─── Data to examine

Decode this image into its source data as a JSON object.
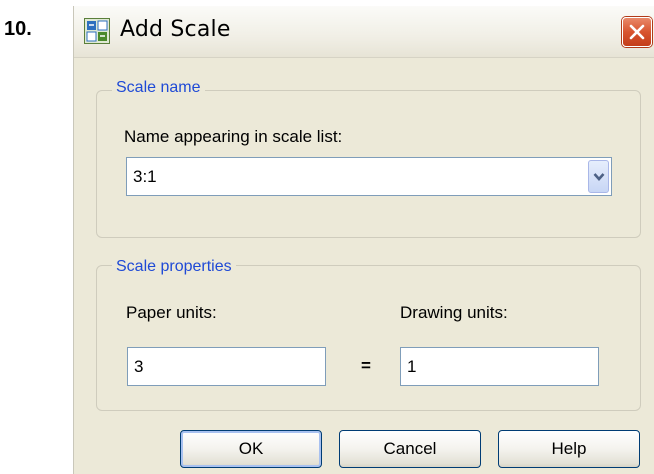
{
  "step_number": "10.",
  "window": {
    "title": "Add Scale",
    "icon": "autocad-scale-icon",
    "close_icon": "close-icon"
  },
  "scale_name_group": {
    "legend": "Scale name",
    "name_label": "Name appearing in scale list:",
    "name_value": "3:1"
  },
  "scale_properties_group": {
    "legend": "Scale properties",
    "paper_units_label": "Paper units:",
    "paper_units_value": "3",
    "equals": "=",
    "drawing_units_label": "Drawing units:",
    "drawing_units_value": "1"
  },
  "buttons": {
    "ok": "OK",
    "cancel": "Cancel",
    "help": "Help"
  },
  "colors": {
    "group_legend": "#1f4ad6",
    "dialog_background": "#ece9d8",
    "close_button": "#d8542f"
  }
}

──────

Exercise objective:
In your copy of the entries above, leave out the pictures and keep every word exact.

Completed exercise:
Decode this image into its source data as a JSON object.
{
  "step_number": "10.",
  "window": {
    "title": "Add Scale",
    "icon": "autocad-scale-icon",
    "close_icon": "close-icon"
  },
  "scale_name_group": {
    "legend": "Scale name",
    "name_label": "Name appearing in scale list:",
    "name_value": "3:1"
  },
  "scale_properties_group": {
    "legend": "Scale properties",
    "paper_units_label": "Paper units:",
    "paper_units_value": "3",
    "equals": "=",
    "drawing_units_label": "Drawing units:",
    "drawing_units_value": "1"
  },
  "buttons": {
    "ok": "OK",
    "cancel": "Cancel",
    "help": "Help"
  },
  "colors": {
    "group_legend": "#1f4ad6",
    "dialog_background": "#ece9d8",
    "close_button": "#d8542f"
  }
}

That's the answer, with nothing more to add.